The disadvantages are that the D.C. motor, tends to be inefficient, and also tends to have a poor lagging power factor. Capital cost of a variable speed motor is higher than a fixed speed motor, but the biggest disadvantage of utilizing a D.C. motor, as a general rule of

## Variable Speed SAG Mills Motor Capability vs Mill Capability

The specification of the prime mover of an autogenous/semi-autogenous mill involves an analysis of the likely operating conditions within the mill and the choice of a nominal operating speed. For variable speed mills, the operating range for mill speed has to be defined so that mill power/torque requirement can be matched by the motor power/torque capability. This paper will describe how this relationship can be influenced by ore grindability.

This optimum mill speed has to be selected to accommodate the most probable operating conditions with respect to:

- development of the ore charge level, and
- development of the ball charge level, both leading to
- development of the total mill charge level and the most efficient grinding action consistent with the desired feed rate and power draw.

It also follows that the starting torque requirement for variable speed drives is much lower than for fixed speed drives since the mill starts from rest and follows a programmed starting sequence, including the capability of detecting a frozen mill charge, should it exist.

A typical relationship of motor power/torque output, M1, with mill speed is illustrated for a nominal (or rated) motor speed equivalent to 72% CS. Examples of the power requirement developed by a mill charge as mill speed increases have been added for a 10% v/v ball charge at different total mill charge volumes ranging from 15-30% v/v.

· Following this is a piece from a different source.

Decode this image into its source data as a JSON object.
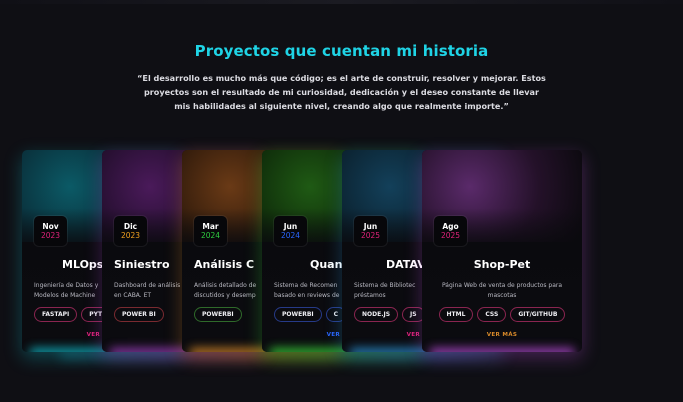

It can be seen that the risk of improper selection of nominal (or rated) motor power and speed can be considerable if an appreciation of how the ore is (or is not) going to develop a particular total mill charge is not addressed.

Ore grindability is usually measured in terms of Bond work index or, as in the case of autogenous/semi-autogenous mills, operating work index. This operating work index can usually be related to the equivalent pilot plant value for a given set of conditions, e.g., specific power consumption, kWh/t, and 80% passing size of the primary mill circuit product, in order to establish the required primary mill power for a given ore type.

Lesser competent ores which have U.C.S. values in the range 10,000-15,000 psi do not develop total volumetric charge levels in excess of 25% v/v. A typical range would be from 13-20% v/v with a higher ball charge of 10-12% v/v and operating at speeds less than 75% CS.

The ability of a mill motor to drive an autogenous/semi-autogenous mill over a defined operating speed range is dependent on selection of the nominal (or rated) motor speed such that the resultant mill speed is close to the upper limit of the operating speed range